Over the last couple of weeks I have spoken about worship. I plan to continue this week, but by thinking about the role of preaching in congregant worship. Remember for our purposes I have defined worship is the expression of our relationship with God.
If you have read my two previous posts, you know I am cautious about calling the music in the service, worship. This caution is partially motivated by the fear of people calling sermons discipleship as opposed to worship. I fear this transition because it empowers the minimalist commitment of today’s Christianity. In other words by thinking this way the believer thinks they get both worship and teaching in the service and therefore don’t need to attend a Bible study.
The other side of this issue is that teaching sermons is only one type of preaching. I almost hate to bring it up, because I am as much a product of the age as everyone else. What I mean by this is, my own preaching is almost entirely instructional. Yet, if you look at sermons through history, those messages that history recorded were largely exhortational rather than instructional. If you look at the practice in Scripture, confrontational preaching is the most common. By this term, I mean a sermon which confronts the failings of the people and calls them to repentance or commitment.
These forms of preaching are largely missing in today’s churches. But find the church which still holds the occasional revival, find the pulpit willing to bring in an evangelist, and you will hear a sermon of a whole different type.
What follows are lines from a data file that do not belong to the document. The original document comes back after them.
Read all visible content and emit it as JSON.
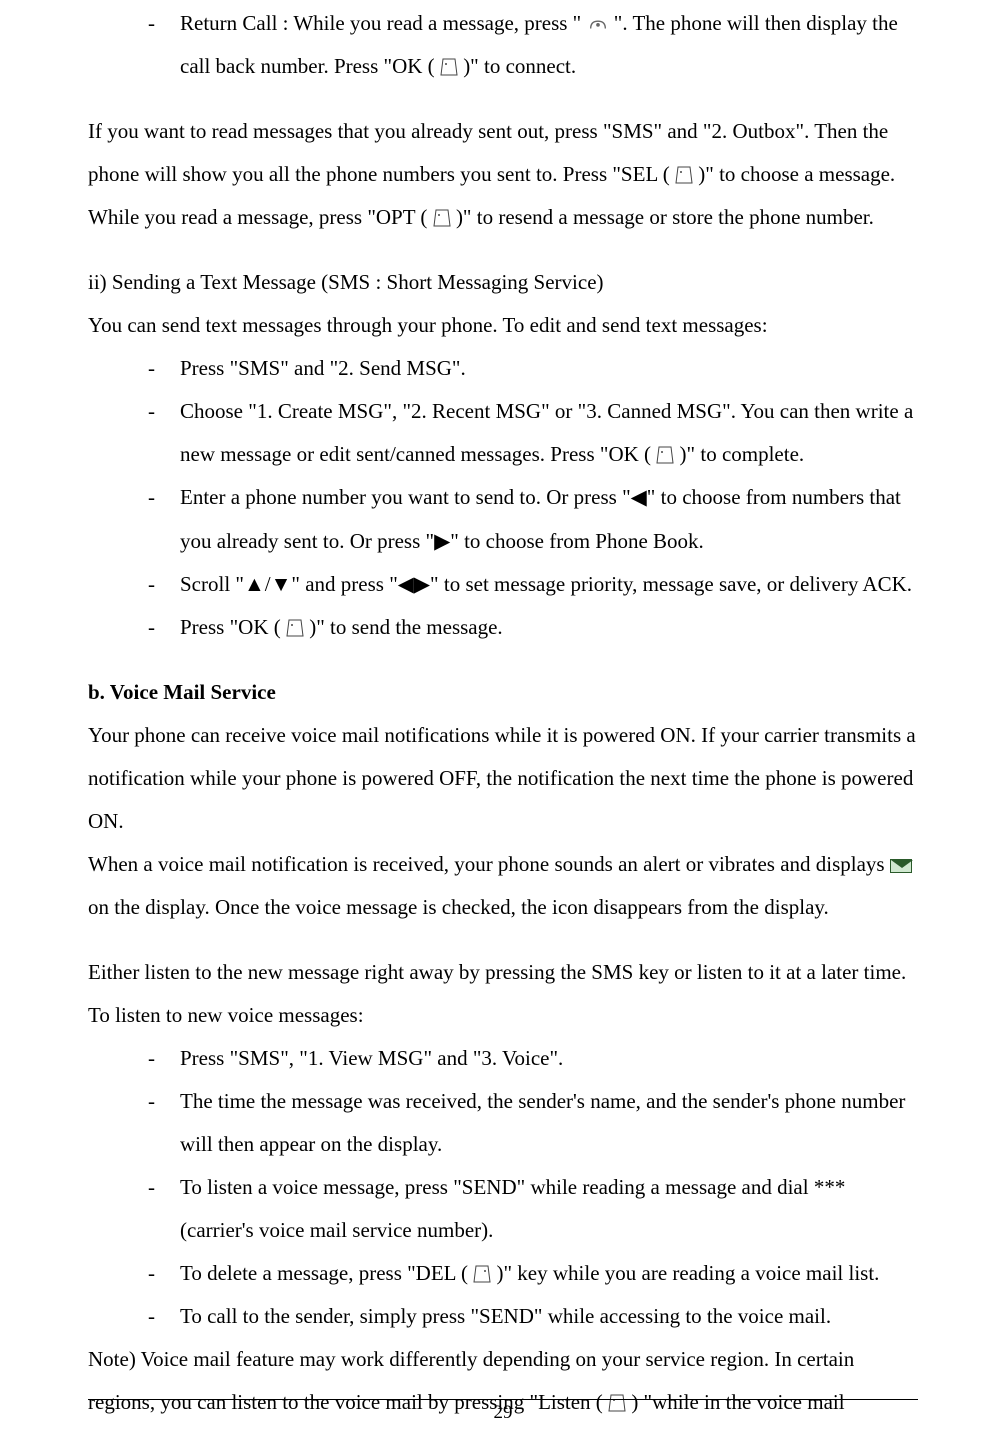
{
  "top_bullet": {
    "pre": "Return Call : While you read a message, press \" ",
    "post_icon1": " \". The phone will then display the ",
    "line2_pre": "call back number. Press \"OK (",
    "line2_post": ")\" to connect."
  },
  "outbox_para": {
    "l1_pre": "If you want to read messages that you already sent out, press \"SMS\" and \"2. Outbox\". Then the ",
    "l2_pre": "phone will show you all the phone numbers you sent to. Press \"SEL (",
    "l2_post": ")\" to choose a message. ",
    "l3_pre": "While you read a message, press \"OPT (",
    "l3_post": ")\" to resend a message or store the phone number."
  },
  "section_ii": {
    "title": "ii)   Sending a Text Message (SMS : Short Messaging Service)",
    "intro": "You can send text messages through your phone.    To edit and send text messages:",
    "b1": "Press \"SMS\" and \"2. Send MSG\".",
    "b2_l1": "Choose \"1. Create MSG\", \"2. Recent MSG\" or \"3. Canned MSG\". You can then write a ",
    "b2_l2_pre": "new message or edit sent/canned messages. Press \"OK (",
    "b2_l2_post": ")\" to complete.",
    "b3_l1": "Enter a phone number you want to send to. Or press \"◀\" to choose from numbers that ",
    "b3_l2": "you already sent to. Or press \"▶\" to choose from Phone Book.",
    "b4_l1": "Scroll \"▲/▼\" and press \"◀▶\" to set message priority, message save, or delivery ",
    "b4_l2": "ACK.",
    "b5_pre": "Press \"OK (",
    "b5_post": ")\" to send the message."
  },
  "voice_mail": {
    "heading": "b. Voice Mail Service",
    "p1_l1": "Your phone can receive voice mail notifications while it is powered ON.    If your carrier ",
    "p1_l2": "transmits a notification while your phone is powered OFF, the notification the next time the ",
    "p1_l3": "phone is powered ON.",
    "p2_l1": "When a voice mail notification is received, your phone sounds an alert or vibrates and displays ",
    "p2_l2_post": " on the display. Once the voice message is checked, the icon disappears from the display.",
    "p3_l1": "Either listen to the new message right away by pressing the SMS key or listen to it at a later ",
    "p3_l2": "time.    To listen to new voice messages:",
    "b1": "Press \"SMS\", \"1. View MSG\" and \"3. Voice\".",
    "b2_l1": "The time the message was received, the sender's name, and the sender's phone number ",
    "b2_l2": "will then appear on the display.",
    "b3_l1": "To listen a voice message, press \"SEND\" while reading a message and dial *** ",
    "b3_l2": "(carrier's voice mail service number).",
    "b4_pre": "To delete a message, press \"DEL (",
    "b4_post": ")\" key while you are reading a voice mail list.",
    "b5": "To call to the sender, simply press \"SEND\" while accessing to the voice mail.",
    "note_l1": "Note) Voice mail feature may work differently depending on your service region. In certain ",
    "note_l2_pre": "regions, you can listen to the voice mail by pressing \"Listen (",
    "note_l2_post": ") \"while in the voice mail"
  },
  "page_number": "29"
}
And chances are good, the church will not be practicing minimalists Christianity.